The point we are trying to stress from these examples is that education and the involvement of the people works and in our effort to ensure environmental sustainability we must emphasize these two issues alongside others.
Yes, they are mentioned in the outcome documents, such as Agenda 21, and in the project proposals etc., but environmental education is still treated as some kind of discreet affair, and first to be reviewed when the budget for projects come under pressure.
Our proposition is that if the efforts at attaining MDG7 is going to succeed, then we must of necessity let the various publics know and be informed by guiding them to pose and find answers to the relevant questions or raise the relevant issues as for e.g.:
The questioning factor opens the doors for further learning and a lot of natural wisdom also come to the fore.
Traditionally, in Ghana and many African countries, environmental protection was everybody’s business. Consciously or unconsciously, community members observed the so-called “taboos” pertaining to the protection of the environment, notably, forests and water bodies.
It was common knowledge that forest areas designated as sacred groves were untouchable, and hunting was prohibited in certain areas. Some river bodies could not be visited for any purpose on a particular day of the week, while farming activities were strictly prohibited around river bodies and on designated days of the week, etc. etc.
While the reasons for these so-called taboos were shrouded in secrecy, the overwhelming evidence from the state of the environment then, suggest that many of the taboos were instituted to ensure environmental sustainability.

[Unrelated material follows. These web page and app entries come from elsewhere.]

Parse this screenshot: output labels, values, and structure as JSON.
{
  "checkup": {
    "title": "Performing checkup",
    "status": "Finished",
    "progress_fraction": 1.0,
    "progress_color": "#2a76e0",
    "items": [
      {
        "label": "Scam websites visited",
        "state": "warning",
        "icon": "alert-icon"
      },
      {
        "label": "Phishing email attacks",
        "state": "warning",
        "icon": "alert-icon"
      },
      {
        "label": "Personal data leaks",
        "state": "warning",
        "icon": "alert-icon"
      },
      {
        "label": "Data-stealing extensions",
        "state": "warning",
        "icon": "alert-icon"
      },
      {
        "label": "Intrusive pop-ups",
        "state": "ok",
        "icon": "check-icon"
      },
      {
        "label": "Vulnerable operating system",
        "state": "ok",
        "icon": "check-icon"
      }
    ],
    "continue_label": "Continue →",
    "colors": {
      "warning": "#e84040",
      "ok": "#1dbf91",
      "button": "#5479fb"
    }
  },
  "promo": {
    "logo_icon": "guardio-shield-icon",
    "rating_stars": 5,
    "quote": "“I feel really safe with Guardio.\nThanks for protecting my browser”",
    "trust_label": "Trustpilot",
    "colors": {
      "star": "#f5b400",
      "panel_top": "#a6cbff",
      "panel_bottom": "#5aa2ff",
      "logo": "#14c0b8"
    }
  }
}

To what extent are we making use of indigenous knowledge in the efforts at attaining MDG7?
Working within policies and institutional frameworks, we need to revisit the wisdom of the past and bring the relevant information to bear on modern education of communities.
To ensure environmental sustainability, it is imperative to incorporate environmental education in the school curricula.
Catching them young and hoping to change attitudes, the ethical and moral aspects of the content and delivery should come handy.
Fields trips and after school green activities should also be encouraged as well as greening of the school facilities.
Need to intensify these efforts to manage the remaining fragile forests and savanna lands (note: at the turn of the century, Ghana had 88,000 sq.km’s of moist forest. This has been reduced to mere 19,000 sq. km.)
Sanitation: This is one of the most critical areas under MDG7 that requires lots of intensive education and involvement of the people in the affected communities.
Decisions and interventions affecting this target should be devoid of politics. There should be clear commitment and involvement of all especially on the part of community leaders.
Share suggestions from Seminar on Religion and Status of Sanitation in Ghana:
The importance of education and community participation towards the attainment of MDG7 cannot be over-emphasized.
Current economic trends as pertains in the sub-region are unable to support the attainment of the MDG’s generally.
The right attitudes and actions from the affected individuals and communities are going to be key issues in the attainment of the MDG7 in particular.